*** DATA PROVIDED Section Begins ***

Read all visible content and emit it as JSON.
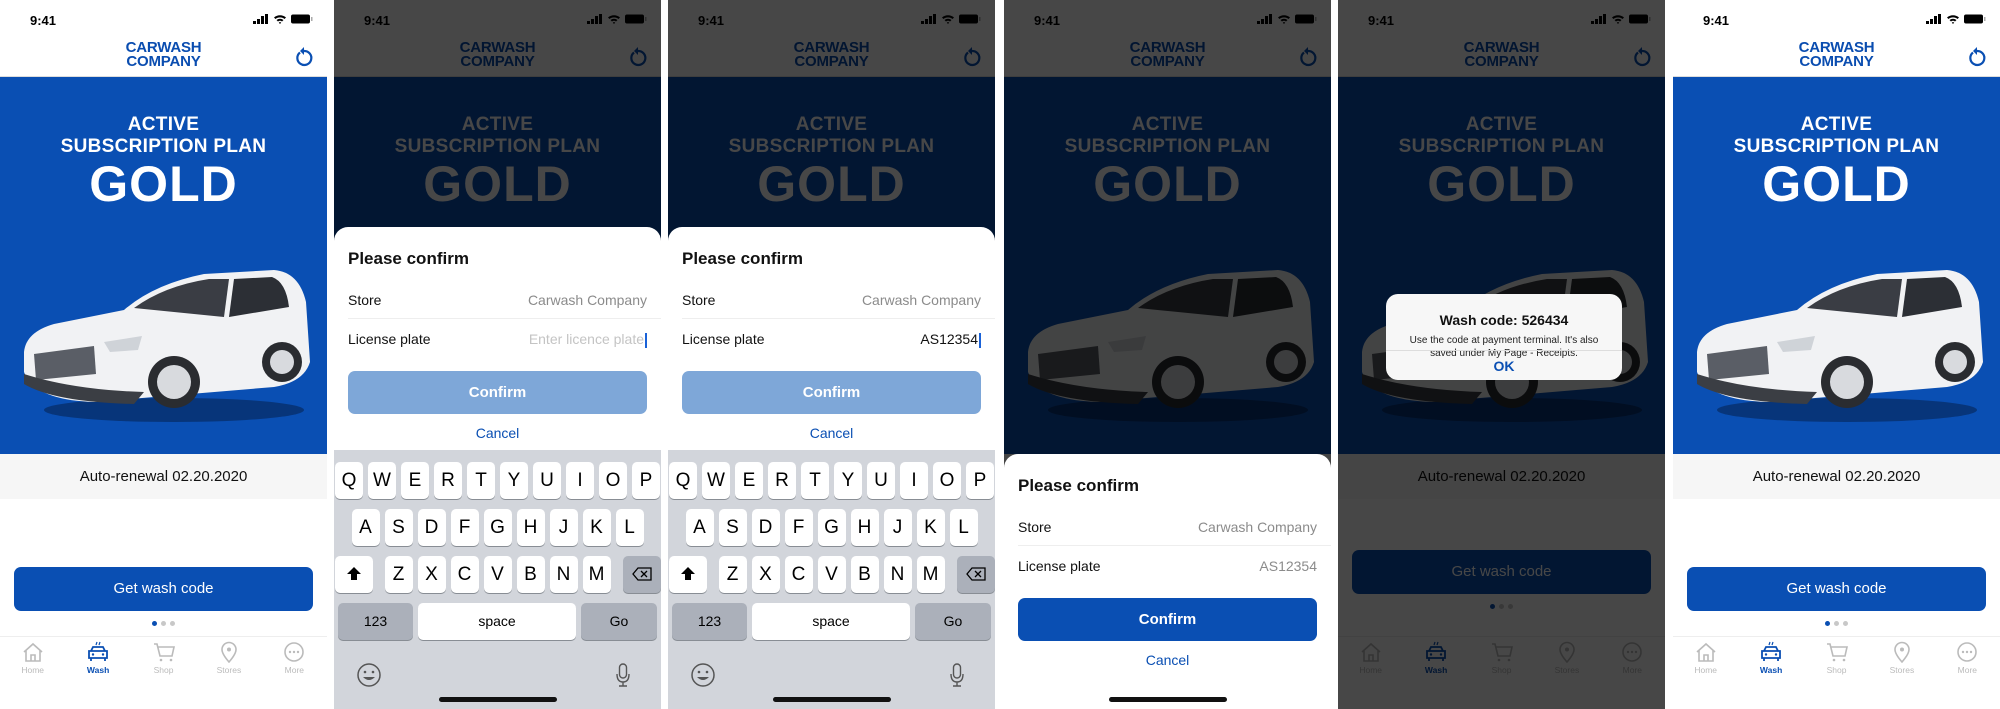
{
  "status": {
    "time": "9:41"
  },
  "app": {
    "logo_line1": "CARWASH",
    "logo_line2": "COMPANY",
    "brand_color": "#0a4fb3"
  },
  "hero": {
    "line1": "ACTIVE",
    "line2": "SUBSCRIPTION PLAN",
    "plan": "GOLD"
  },
  "renewal": "Auto-renewal 02.20.2020",
  "get_code_label": "Get wash code",
  "tabs": [
    {
      "label": "Home",
      "icon": "home-icon"
    },
    {
      "label": "Wash",
      "icon": "car-wash-icon"
    },
    {
      "label": "Shop",
      "icon": "cart-icon"
    },
    {
      "label": "Stores",
      "icon": "location-pin-icon"
    },
    {
      "label": "More",
      "icon": "more-icon"
    }
  ],
  "dialog": {
    "title": "Please confirm",
    "store_label": "Store",
    "store_value": "Carwash Company",
    "plate_label": "License plate",
    "plate_placeholder": "Enter licence plate",
    "plate_value": "AS12354",
    "confirm_label": "Confirm",
    "cancel_label": "Cancel"
  },
  "keyboard": {
    "row1": [
      "Q",
      "W",
      "E",
      "R",
      "T",
      "Y",
      "U",
      "I",
      "O",
      "P"
    ],
    "row2": [
      "A",
      "S",
      "D",
      "F",
      "G",
      "H",
      "J",
      "K",
      "L"
    ],
    "row3": [
      "Z",
      "X",
      "C",
      "V",
      "B",
      "N",
      "M"
    ],
    "numbers": "123",
    "space": "space",
    "go": "Go"
  },
  "alert": {
    "title": "Wash code: 526434",
    "message": "Use the code at payment terminal. It's also saved under My Page - Receipts.",
    "ok_label": "OK"
  }
}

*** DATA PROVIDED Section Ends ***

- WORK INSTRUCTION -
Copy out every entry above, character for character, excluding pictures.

- PROBLEM SOLUTION -
Read all visible content and emit it as JSON.
{
  "status": {
    "time": "9:41"
  },
  "app": {
    "logo_line1": "CARWASH",
    "logo_line2": "COMPANY",
    "brand_color": "#0a4fb3"
  },
  "hero": {
    "line1": "ACTIVE",
    "line2": "SUBSCRIPTION PLAN",
    "plan": "GOLD"
  },
  "renewal": "Auto-renewal 02.20.2020",
  "get_code_label": "Get wash code",
  "tabs": [
    {
      "label": "Home",
      "icon": "home-icon"
    },
    {
      "label": "Wash",
      "icon": "car-wash-icon"
    },
    {
      "label": "Shop",
      "icon": "cart-icon"
    },
    {
      "label": "Stores",
      "icon": "location-pin-icon"
    },
    {
      "label": "More",
      "icon": "more-icon"
    }
  ],
  "dialog": {
    "title": "Please confirm",
    "store_label": "Store",
    "store_value": "Carwash Company",
    "plate_label": "License plate",
    "plate_placeholder": "Enter licence plate",
    "plate_value": "AS12354",
    "confirm_label": "Confirm",
    "cancel_label": "Cancel"
  },
  "keyboard": {
    "row1": [
      "Q",
      "W",
      "E",
      "R",
      "T",
      "Y",
      "U",
      "I",
      "O",
      "P"
    ],
    "row2": [
      "A",
      "S",
      "D",
      "F",
      "G",
      "H",
      "J",
      "K",
      "L"
    ],
    "row3": [
      "Z",
      "X",
      "C",
      "V",
      "B",
      "N",
      "M"
    ],
    "numbers": "123",
    "space": "space",
    "go": "Go"
  },
  "alert": {
    "title": "Wash code: 526434",
    "message": "Use the code at payment terminal. It's also saved under My Page - Receipts.",
    "ok_label": "OK"
  }
}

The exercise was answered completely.